Like Alex, I have been comparing the March FIDE list with the January ECF list. I get similar results.
There are 2813 players listed on the ECF list with a FIDE code. Of these 2776 have a current ECF grade. Of these I've found 1958 with a FIDE rating of which 1601 were not flagged as inactive. I also looked for those who had played at least 1 game according in one of the last 6 FIDE lists. These more recently active numbered 1542 and gave almost identical results to the active (hardly surprisingly).
The fits I obtained were:
Using the 1958: 7.07ecf+783=Fide
Using the 1601: 7.24ecf+744=Fide
So I've addressed RdC's point about inactive players.
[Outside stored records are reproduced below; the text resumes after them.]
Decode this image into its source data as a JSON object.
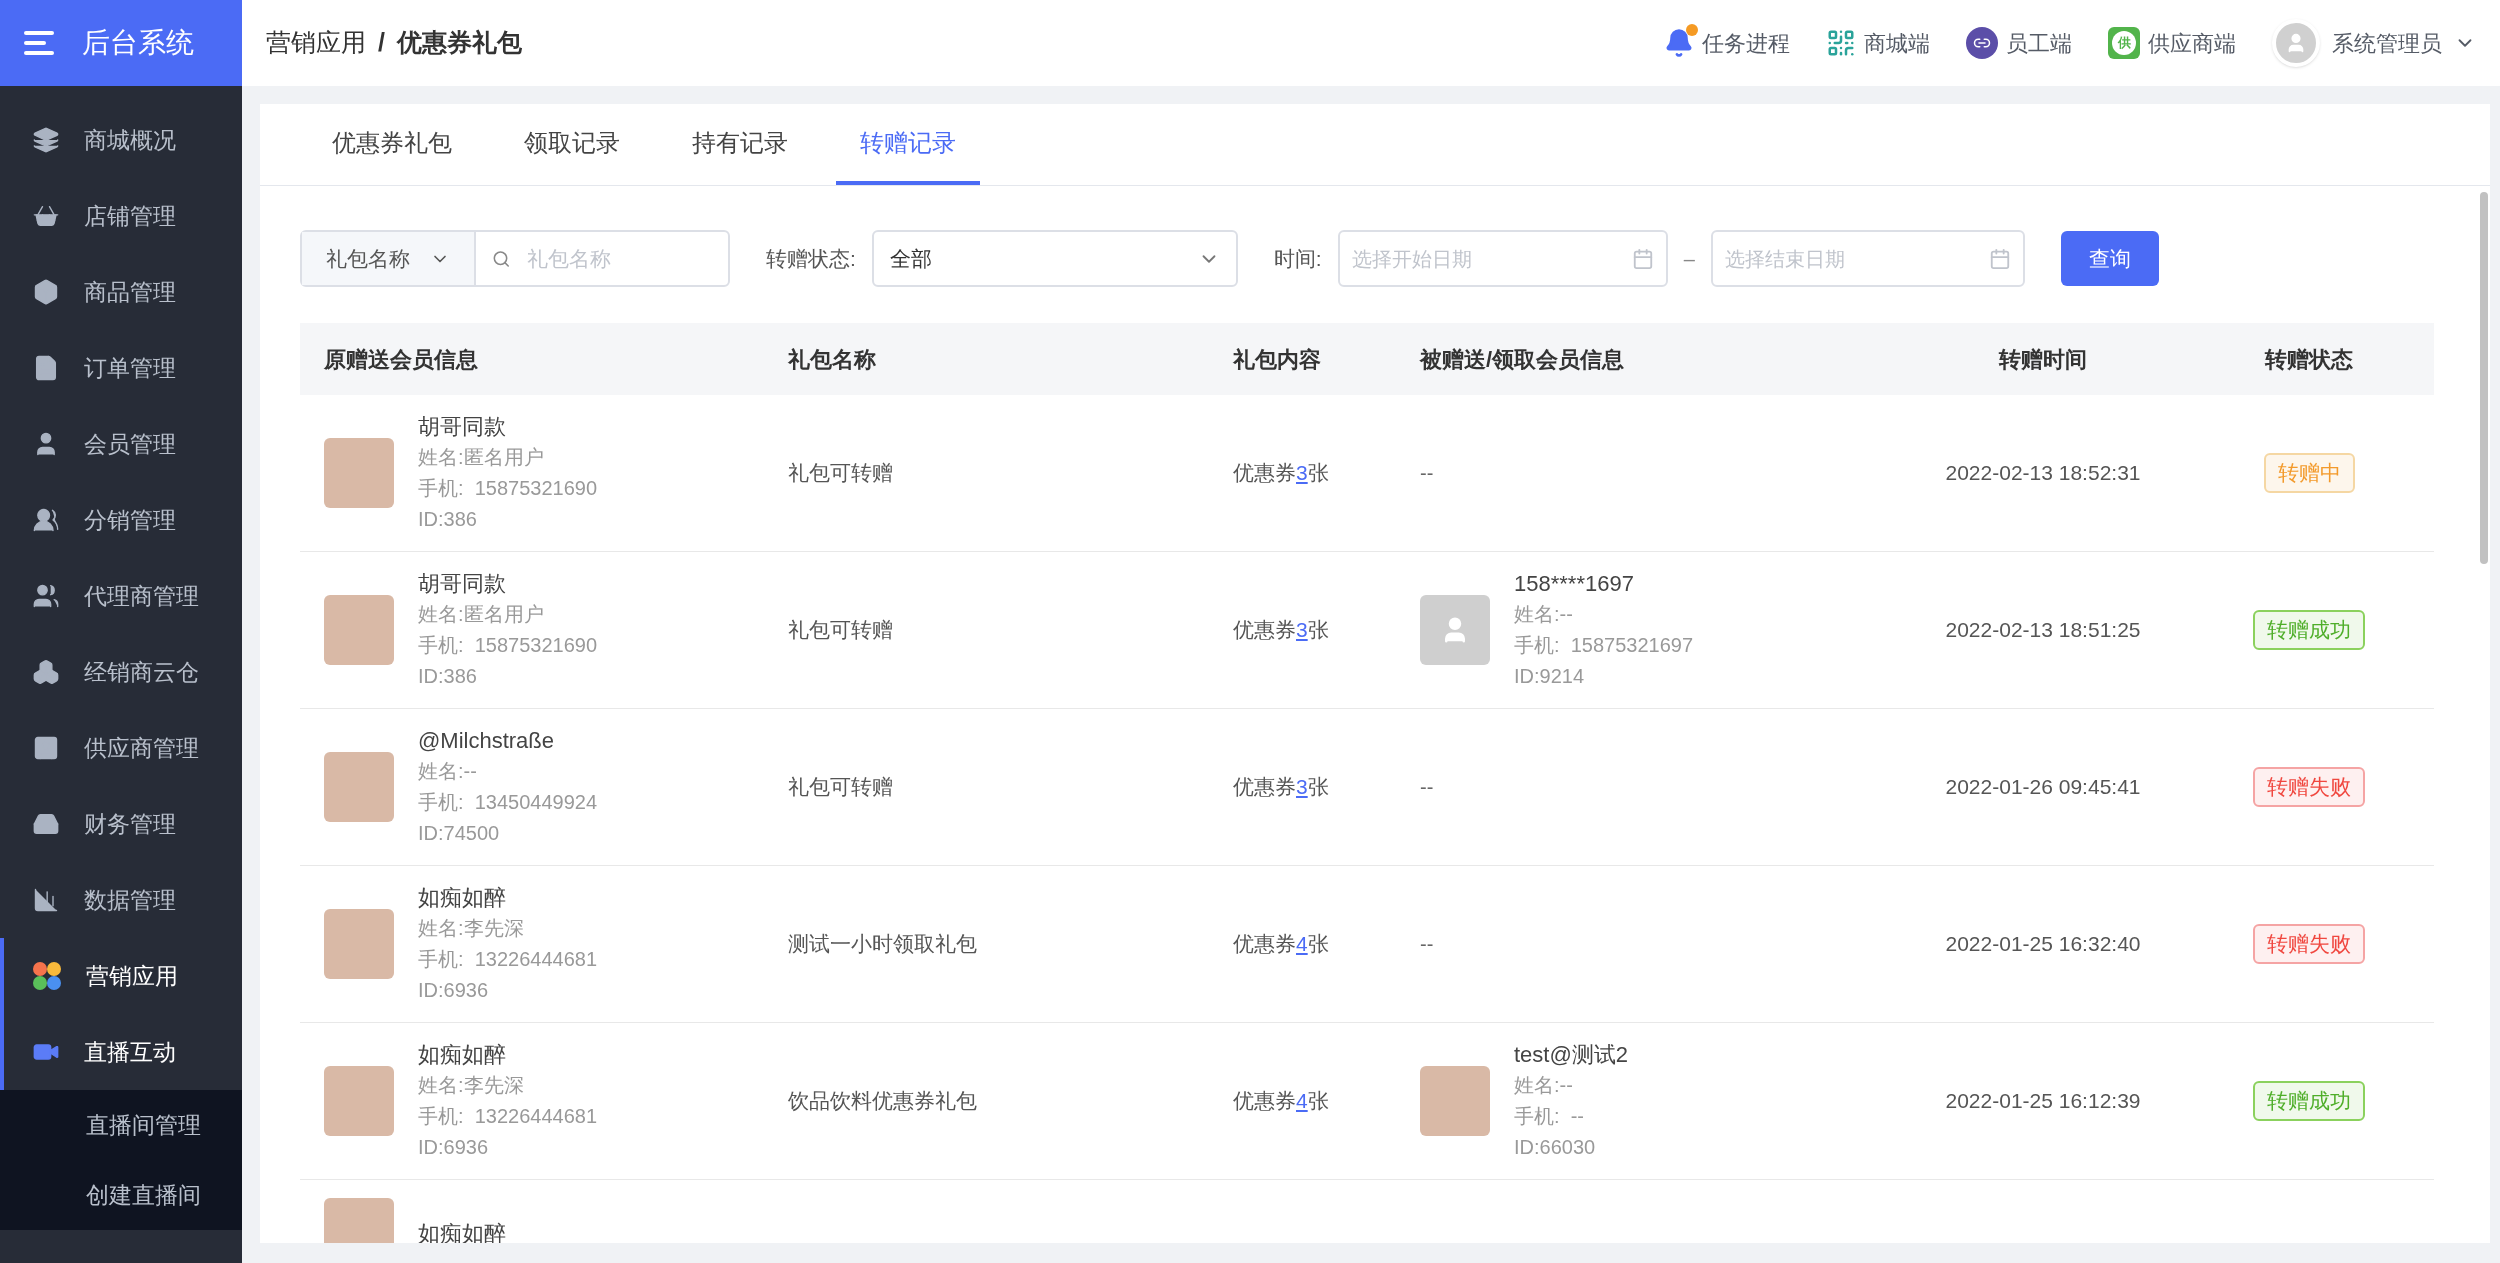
{
  "sidebar": {
    "logo": "后台系统",
    "items": [
      {
        "label": "商城概况",
        "selected": false,
        "expanded": false
      },
      {
        "label": "店铺管理",
        "selected": false,
        "expanded": false
      },
      {
        "label": "商品管理",
        "selected": false,
        "expanded": false
      },
      {
        "label": "订单管理",
        "selected": false,
        "expanded": false
      },
      {
        "label": "会员管理",
        "selected": false,
        "expanded": false
      },
      {
        "label": "分销管理",
        "selected": false,
        "expanded": false
      },
      {
        "label": "代理商管理",
        "selected": false,
        "expanded": false
      },
      {
        "label": "经销商云仓",
        "selected": false,
        "expanded": false
      },
      {
        "label": "供应商管理",
        "selected": false,
        "expanded": false
      },
      {
        "label": "财务管理",
        "selected": false,
        "expanded": false
      },
      {
        "label": "数据管理",
        "selected": false,
        "expanded": false
      },
      {
        "label": "营销应用",
        "selected": true,
        "expanded": false
      },
      {
        "label": "直播互动",
        "selected": true,
        "expanded": true,
        "children": [
          {
            "label": "直播间管理"
          },
          {
            "label": "创建直播间"
          }
        ]
      }
    ]
  },
  "header": {
    "breadcrumb": [
      "营销应用",
      "优惠券礼包"
    ],
    "separator": "/",
    "links": [
      {
        "kind": "bell",
        "label": "任务进程",
        "dot": true
      },
      {
        "kind": "qr",
        "label": "商城端"
      },
      {
        "kind": "staff",
        "label": "员工端"
      },
      {
        "kind": "supplier",
        "label": "供应商端",
        "icon_char": "供"
      }
    ],
    "user": "系统管理员"
  },
  "tabs": [
    {
      "label": "优惠券礼包",
      "selected": false
    },
    {
      "label": "领取记录",
      "selected": false
    },
    {
      "label": "持有记录",
      "selected": false
    },
    {
      "label": "转赠记录",
      "selected": true
    }
  ],
  "filters": {
    "name_select": "礼包名称",
    "name_placeholder": "礼包名称",
    "status_label": "转赠状态:",
    "status_value": "全部",
    "time_label": "时间:",
    "start_placeholder": "选择开始日期",
    "range_separator": "–",
    "end_placeholder": "选择结束日期",
    "query_button": "查询"
  },
  "table": {
    "columns": [
      "原赠送会员信息",
      "礼包名称",
      "礼包内容",
      "被赠送/领取会员信息",
      "转赠时间",
      "转赠状态"
    ],
    "rows": [
      {
        "sender": {
          "avatar": {
            "kind": "photo"
          },
          "nickname": "胡哥同款",
          "name": "姓名:匿名用户",
          "phone": "手机:  15875321690",
          "id": "ID:386"
        },
        "package": "礼包可转赠",
        "content": {
          "prefix": "优惠券",
          "count": "3",
          "suffix": "张"
        },
        "receiver": {
          "kind": "empty",
          "text": "--"
        },
        "time": "2022-02-13 18:52:31",
        "status": {
          "kind": "pending",
          "label": "转赠中"
        }
      },
      {
        "sender": {
          "avatar": {
            "kind": "photo"
          },
          "nickname": "胡哥同款",
          "name": "姓名:匿名用户",
          "phone": "手机:  15875321690",
          "id": "ID:386"
        },
        "package": "礼包可转赠",
        "content": {
          "prefix": "优惠券",
          "count": "3",
          "suffix": "张"
        },
        "receiver": {
          "kind": "member",
          "avatar": {
            "kind": "default"
          },
          "nickname": "158****1697",
          "name": "姓名:--",
          "phone": "手机:  15875321697",
          "id": "ID:9214"
        },
        "time": "2022-02-13 18:51:25",
        "status": {
          "kind": "success",
          "label": "转赠成功"
        }
      },
      {
        "sender": {
          "avatar": {
            "kind": "photo"
          },
          "nickname": "@Milchstraße",
          "name": "姓名:--",
          "phone": "手机:  13450449924",
          "id": "ID:74500"
        },
        "package": "礼包可转赠",
        "content": {
          "prefix": "优惠券",
          "count": "3",
          "suffix": "张"
        },
        "receiver": {
          "kind": "empty",
          "text": "--"
        },
        "time": "2022-01-26 09:45:41",
        "status": {
          "kind": "failed",
          "label": "转赠失败"
        }
      },
      {
        "sender": {
          "avatar": {
            "kind": "photo"
          },
          "nickname": "如痴如醉",
          "name": "姓名:李先深",
          "phone": "手机:  13226444681",
          "id": "ID:6936"
        },
        "package": "测试一小时领取礼包",
        "content": {
          "prefix": "优惠券",
          "count": "4",
          "suffix": "张"
        },
        "receiver": {
          "kind": "empty",
          "text": "--"
        },
        "time": "2022-01-25 16:32:40",
        "status": {
          "kind": "failed",
          "label": "转赠失败"
        }
      },
      {
        "sender": {
          "avatar": {
            "kind": "photo"
          },
          "nickname": "如痴如醉",
          "name": "姓名:李先深",
          "phone": "手机:  13226444681",
          "id": "ID:6936"
        },
        "package": "饮品饮料优惠券礼包",
        "content": {
          "prefix": "优惠券",
          "count": "4",
          "suffix": "张"
        },
        "receiver": {
          "kind": "member",
          "avatar": {
            "kind": "photo"
          },
          "nickname": "test@测试2",
          "name": "姓名:--",
          "phone": "手机:  --",
          "id": "ID:66030"
        },
        "time": "2022-01-25 16:12:39",
        "status": {
          "kind": "success",
          "label": "转赠成功"
        }
      },
      {
        "sender": {
          "avatar": {
            "kind": "photo"
          },
          "nickname": "如痴如醉"
        }
      }
    ]
  }
}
I also calculated the average K factor for the 1958  it came out at 18.7. I think under EMW's analysis the factor might be as 6 rather than 8 (I'm not sure if the average is the right number, but the outcome shows the "25" is suspect). This does not change the 8 derived from the .75/.25 method outlined by RdC. I did count the number of "ENG" in my analysis and this came to 868, which given the source RdC gave is now listed as 954th suggests that some of the FIDE codes may be missing from the ECF list (unpaid up members?).
My original post was more about subgroups (especially those where the ECF has this startfromscratch method) were not aligning with the main alternative measure of strength/performance. Would Alex care to publish his fit of the juniors only comparison to show whether or not it is significantly different from the nonjuniors?
There are 2813 players listed on the ECF list with a FIDE code. Of these 2776 have a current ECF grade. Of these I've found 1958 with a FIDE rating of which 1601 were not flagged as inactive. I also looked for those who had played at least 1 game according in one of the last 6 FIDE lists. These more recently active numbered 1542 and gave almost identical results to the active (hardly surprisingly).
The fits I obtained were:
Using the 1958: 7.07ecf+783=Fide
Using the 1601: 7.24ecf+744=Fide
So I've addressed RdC's point about inactive players. I also calculated the average K factor for the 1958  it came out at 18.7. I think under EMW's analysis the factor might be as 6 rather than 8 (I'm not sure if the average is the right number, but the outcome shows the "25" is suspect). This does not change the 8 derived from the .75/.25 method outlined by RdC. I did count the number of "ENG" in my analysis and this came to 868, which given the source RdC gave is now listed as 954th suggests that some of the FIDE codes may be missing from the ECF list (unpaid up members?).
My original post was more about subgroups (especially those where the ECF has this startfromscratch method) were not aligning with the main alternative measure of strength/performance. Would Alex care to publish his fit of the juniors only comparison to show whether or not it is significantly different from the nonjuniors?